Isn’t it interesting how having kids changes our lives? There is no way to explain to someone who is not a parent how much change that having offspring will make! You can try to expound on the subject, but that’s not the same as experiencing it. Much of the personal time you had goes up in smoke. Dirty diapers dance in your nightmares. The sound of crying fills the air.
There are other changes, too: we start talking baby-talk to the little one(s), sounding as silly as can be…but we don’t care! We would do anything for the little bundle of humanity that we call “our” son or daughter. They become priceless in a moment…the moment they make their appearance in this world. They have stolen our heart!
Today’s photo is of our youngest son as he dressed up to help his daughters celebrate Halloween this past October. One of his girls dressed as Minnie Mouse and the other as a fanciful Ariel from The Little Mermaid (both were featured in recent blog posts here.) So, in order to try to fit in with at least one of their costumes, he sorta dressed up as King Neptune and as his dad, I get to embarrass him with this picture.

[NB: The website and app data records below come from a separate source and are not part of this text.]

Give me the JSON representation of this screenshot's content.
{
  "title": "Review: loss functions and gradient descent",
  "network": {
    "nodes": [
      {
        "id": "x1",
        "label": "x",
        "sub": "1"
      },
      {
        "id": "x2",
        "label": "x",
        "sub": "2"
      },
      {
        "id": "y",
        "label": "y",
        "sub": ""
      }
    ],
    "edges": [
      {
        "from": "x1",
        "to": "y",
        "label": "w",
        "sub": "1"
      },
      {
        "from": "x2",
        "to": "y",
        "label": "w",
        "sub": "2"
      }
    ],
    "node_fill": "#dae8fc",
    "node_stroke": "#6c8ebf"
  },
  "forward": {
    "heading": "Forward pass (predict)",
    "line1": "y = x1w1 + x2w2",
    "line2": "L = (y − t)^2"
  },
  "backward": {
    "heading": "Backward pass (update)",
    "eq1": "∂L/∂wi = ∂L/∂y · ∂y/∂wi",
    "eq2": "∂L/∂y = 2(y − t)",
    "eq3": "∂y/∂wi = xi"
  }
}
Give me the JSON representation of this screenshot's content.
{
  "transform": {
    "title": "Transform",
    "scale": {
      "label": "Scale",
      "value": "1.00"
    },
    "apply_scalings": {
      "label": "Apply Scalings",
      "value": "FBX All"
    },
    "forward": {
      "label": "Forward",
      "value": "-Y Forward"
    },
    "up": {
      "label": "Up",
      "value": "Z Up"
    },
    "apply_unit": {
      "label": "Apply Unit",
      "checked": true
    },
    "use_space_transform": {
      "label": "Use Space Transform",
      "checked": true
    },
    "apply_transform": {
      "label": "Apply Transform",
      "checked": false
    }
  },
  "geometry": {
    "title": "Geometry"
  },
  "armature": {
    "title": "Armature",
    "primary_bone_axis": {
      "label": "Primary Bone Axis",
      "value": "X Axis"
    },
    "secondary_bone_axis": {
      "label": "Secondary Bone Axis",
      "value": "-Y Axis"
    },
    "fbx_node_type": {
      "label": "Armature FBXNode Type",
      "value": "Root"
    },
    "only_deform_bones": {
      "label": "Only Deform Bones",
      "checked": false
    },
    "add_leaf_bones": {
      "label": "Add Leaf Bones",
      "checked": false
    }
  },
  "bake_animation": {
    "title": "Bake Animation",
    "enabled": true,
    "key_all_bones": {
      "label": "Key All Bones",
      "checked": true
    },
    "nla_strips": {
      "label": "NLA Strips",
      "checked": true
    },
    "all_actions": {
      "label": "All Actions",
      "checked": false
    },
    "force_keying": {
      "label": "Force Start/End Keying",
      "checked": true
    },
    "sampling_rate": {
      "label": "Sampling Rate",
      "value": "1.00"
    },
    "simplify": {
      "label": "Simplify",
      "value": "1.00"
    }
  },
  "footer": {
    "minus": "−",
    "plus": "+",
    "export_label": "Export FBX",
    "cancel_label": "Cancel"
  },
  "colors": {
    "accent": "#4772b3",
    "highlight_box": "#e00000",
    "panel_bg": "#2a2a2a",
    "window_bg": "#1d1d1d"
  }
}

I don’t think that is is really cause to be embarrassed…I think it is something to be proud of: when we do things to entertain and delight our children, we are simply demonstrating our great love for them – even if we look a bit strange in the process!
ON THIS DAY IN HISTORY: in 1990, after a howling wind- and rainstorm on Thanksgiving Day, Washington state’s historic floating Lacey V. Murrow Memorial Bridge broke apart and sank to the bottom of Lake Washington, between Seattle and its suburbs to the east. Because the bridge’s disintegration happened relatively slowly, news crews were able to capture the whole thing on camera, broadcasting it to a rapt audience across western Washington. “It looked like a big old battleship that had been hit by enemy fire and was sinking into the briny deep,” said one observer. (He added: “It was awesome.”)
The Murrow Bridge was the brainchild of engineer Homer Hadley, who in 1921 proposed a “floating concrete highway, permanent and indestructible, across Lake Washington.” Figuring out a way to cross that lake, between up-and-coming Seattle and its (at that time) sleepy small-town neighbors to the east, was a particular challenge because an ordinary “fixed-pier” bridge was out of the question: The lake was too deep, and its bottom was too mushy. Still, people scoffed at what they called “Hadley’s Folly” (one civic organization declared that his “chain of scows across Lake Washington would stand out as a municipal eyesore”), but eventually, mostly because they had no other options, they came around to his way of thinking. Construction began on the bridge, named after the state highways director (and brother of famous newsman Edward R. Murrow), in 1939; it was completed 18 months later.
In November 1990, the 6,600-foot-long bridge, made of 22 floating bolted-together pontoons, was in the process of being converted from a two-way road to a one-way road. (A parallel bridge had been completed the year before, effectively doubling the amount of traffic that could cross the lake.) The state highway department alleged that construction crews had left the pontoons’ hatches open, leaving them vulnerable to the weekend’s heavy rains and large waves. (For its part, the construction company refused to accept responsibility for the disaster, countering that “the probable cause of the failure was progressive bond slip at lapped splices in the bottom slab…due to failure in bond.” It did eventually agree to pay the state $20 million, however.) For whatever reason, at midday on November 25, the center pontoons began to sink. As they disappeared under the water, they pulled more and more of the crumbling roadway down with them. By the end of the day, the bridge was gone.
Fortunately, no one was injured in the incident. The Murrow Bridge was soon rebuilt.
TRIVIA FOR TODAY: The largest crater in the solar system is found on the moon. Called the South Pole-Aitken, this giant crater is on the far side of the moon and is 1,550 miles (2,500 km) in diameter. The largest crater visible to Earth (on the near side of the moon) is the Bailly Crater, with a 183-mile diameter.